In support of its strategic plan to increase student satisfaction, Embry-Riddle Aeronautical University Worldwide launched a live virtual classroom dubbed EagleVision nearly 5 years ago. The response from students has been overwhelmingly positive, and in fact the system has been life-changing for many. Becky Vasquez, Embry-Riddle CTO, reports that demand from students for this new learning platform has increased almost 100 percent in the last year alone.
At CT 2011, IT leaders confronted the challenges that beset their organizations and the institutions they serve.
Each state has its own regulations pertaining to education services offered in their state by out-of-state institutions. Some distance education providers will not be able to comply with every state's regulations, choosing instead not to serve students from those states where they find it too difficult or impossible to obtain the state's authorization. WCET and the University Professional and Continuing Education Association recently surveyed institutions regarding their approaches to state regulations--concluding it's the students who may suffer.
The framework for a new program-wide blogging initiative at Virginia Tech's Honors Residential College encourages students to "narrate, curate, share" their stories of learning. This fall, the College will integrate blogging into its traditional program as a means to foster self-aware learners and promote digital citizenship.
At InfoComm 2011, simplicity characterized the new products for higher ed. Thank goodness for that.
Purdue University is receiving two Campus Technology Innovator awards today at the CT 2011 conference in Boston. The university is widely recognized for its innovative IT initiatives and leadership in technology outreach and community building. Here, Purdue CIO Gerry McCartney explains why he feels higher education campuses must once again become leaders in IT innovation.
We have moved away from a defining model of scarcity and can expect fundamental change in the availability and delivery of higher education in the US.
Faced with presentation after presentation in dimmed classrooms, I have become bothered by one set of circumstances: A student with great intentions spends an exorbitant amount of time putting together a fantastic presentation but fails to include all of the materials I believe should be there. Based solely on content, the student receives a terrible grade and doesn't reap the reward for the hours spent creating the presentation. But there may be a way to rectify this.

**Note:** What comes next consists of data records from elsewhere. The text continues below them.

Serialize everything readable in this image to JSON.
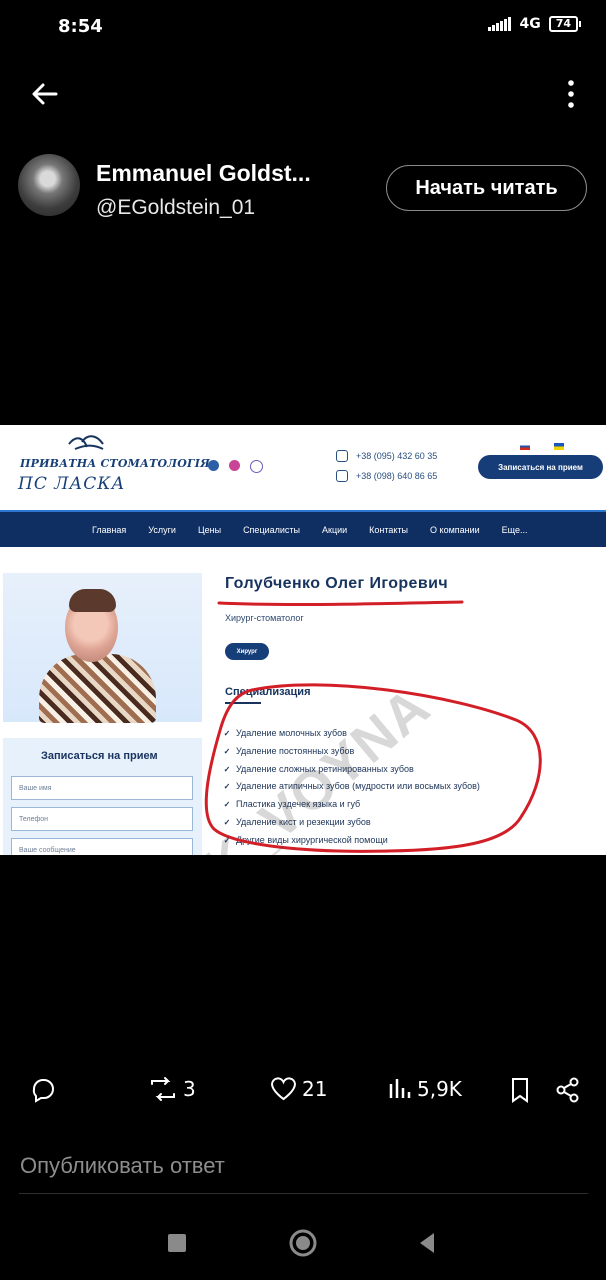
{
  "status_bar": {
    "time": "8:54",
    "network": "4G",
    "battery": "74"
  },
  "top_bar": {
    "back_icon": "arrow-left-icon",
    "more_icon": "more-vertical-icon"
  },
  "profile": {
    "name": "Emmanuel Goldst...",
    "handle": "@EGoldstein_01",
    "follow_label": "Начать читать"
  },
  "post_image": {
    "logo": {
      "line1": "ПРИВАТНА СТОМАТОЛОГІЯ",
      "line2": "ПС ЛАСКА"
    },
    "phones": [
      "+38 (095) 432 60 35",
      "+38 (098) 640 86 65"
    ],
    "appointment_button": "Записаться на прием",
    "menu": [
      "Главная",
      "Услуги",
      "Цены",
      "Специалисты",
      "Акции",
      "Контакты",
      "О компании",
      "Еще..."
    ],
    "doctor_name": "Голубченко Олег Игоревич",
    "role": "Хирург-стоматолог",
    "badge": "Хирург",
    "section_title": "Специализация",
    "specializations": [
      "Удаление молочных зубов",
      "Удаление постоянных зубов",
      "Удаление сложных ретинированных зубов",
      "Удаление атипичных зубов (мудрости или восьмых зубов)",
      "Пластика уздечек языка и губ",
      "Удаление кист и резекции зубов",
      "Другие виды хирургической помощи"
    ],
    "form": {
      "title": "Записаться на прием",
      "name_placeholder": "Ваше имя",
      "phone_placeholder": "Телефон",
      "message_placeholder": "Ваше сообщение"
    },
    "watermark": "@UK_VOYNA"
  },
  "actions": {
    "retweets": "3",
    "likes": "21",
    "views": "5,9K"
  },
  "reply": {
    "placeholder": "Опубликовать ответ"
  }
}
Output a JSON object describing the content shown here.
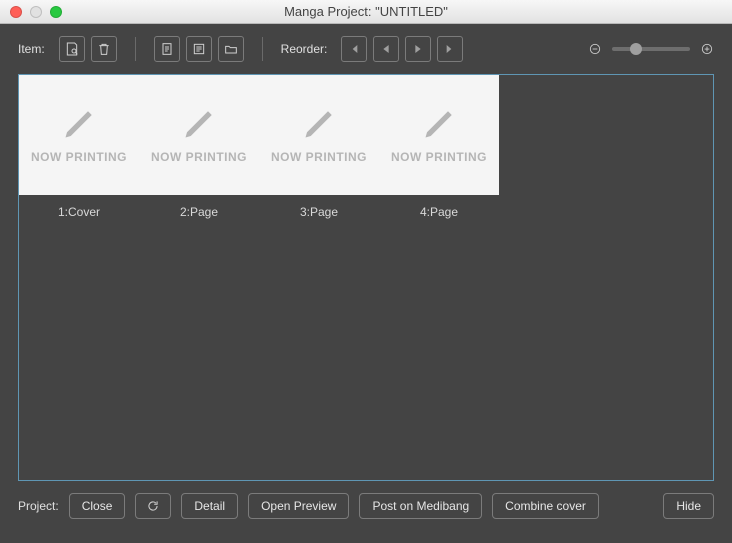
{
  "window": {
    "title": "Manga Project: \"UNTITLED\""
  },
  "toolbar": {
    "item_label": "Item:",
    "reorder_label": "Reorder:"
  },
  "pages": [
    {
      "placeholder": "NOW PRINTING",
      "label": "1:Cover"
    },
    {
      "placeholder": "NOW PRINTING",
      "label": "2:Page"
    },
    {
      "placeholder": "NOW PRINTING",
      "label": "3:Page"
    },
    {
      "placeholder": "NOW PRINTING",
      "label": "4:Page"
    }
  ],
  "bottom": {
    "project_label": "Project:",
    "close": "Close",
    "detail": "Detail",
    "open_preview": "Open Preview",
    "post": "Post on Medibang",
    "combine": "Combine cover",
    "hide": "Hide"
  }
}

Does college prepare students for jobs or for life? And does IT care?
For the LMS to remain relevant in higher education, it must move beyond the classroom and integrate seamlessly with the learning opportunities presented by the Web.